Serpentine soils are weathered products of a range of ultramafic rocks composed of ferromagnesian silicates. Serpentine more accurately refers to a group of minerals, including antigorite, chrysotile, and lizardite, in hydrothermally altered ultramafic rocks. Common ultramafic rock types include peridotites (dunite, wehrlite, harzburgite, lherzolite) and the secondary alteration products formed by their hydration within the Earth’s crust, including serpentinite, the primary source of serpentine soil. Serpentine soils are generally deficient in plant essential nutrients such as nitrogen, phosphorus, potassium, and sulfur; have a calcium-to-magnesium (Ca:Mg) molar ratio of less than 1; and have elevated levels of heavy metals such as nickel, cobalt, and chromium.
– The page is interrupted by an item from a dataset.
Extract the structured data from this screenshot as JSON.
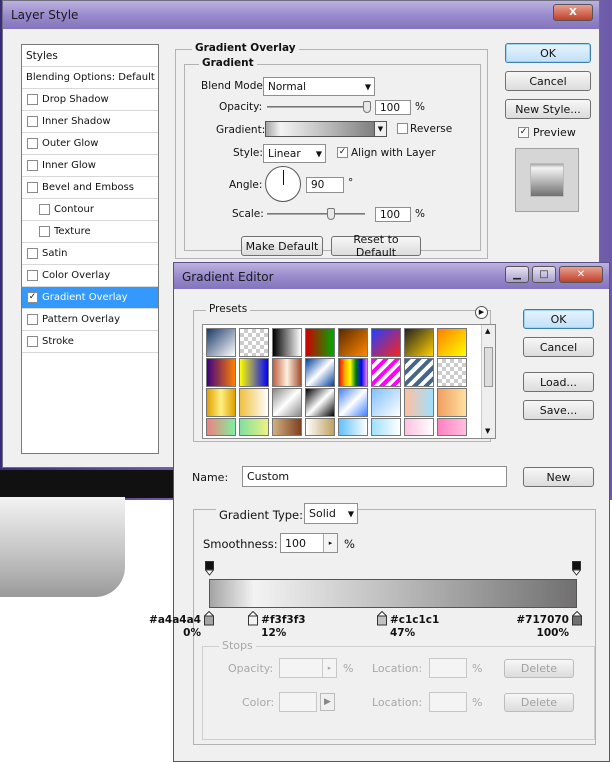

Although physical features of serpentine soils can vary considerably from site to site and within a site, serpentine soils are often found in open, steep landscapes with substrates that are generally shallow and rocky, often with a reduced capacity for moisture retention. Due to the intense selective pressure generated by such stressful edaphic conditions, serpentine soils promote speciation and the evolution of serpentine endemism, contributing to unique biotas worldwide, including floras with high rates of endemism and species with disjunct distributions. The biota of serpentine soils has contributed greatly to the development of ecological and evolutionary theory, as well as to the study of the genetics of adaptation and speciation. Plants growing on serpentine soils also provide genetic material for phytoremediation and phytomining operations. Habitats with serpentine soils are undergoing drastic changes due to ever-expanding development, deforestation,mining for heavy metals and asbestos, exotic-species invasions, climate change, and atmospheric deposition of previously limiting nutrients such as nitrogen. Such changes can have drastic impacts on serpentine floras and affect bacteria, fungi, and fauna associated with serpentine plants and soils. Habitats with serpentine soils provide ample opportunities for conservation- and restoration-oriented research directed at finding ways to better manage these biodiversity hotspots.
Nishanta Rajakaruna and R. S. Boyd. "Serpentine Soils" Oxford Bibliographies in Ecology (2014).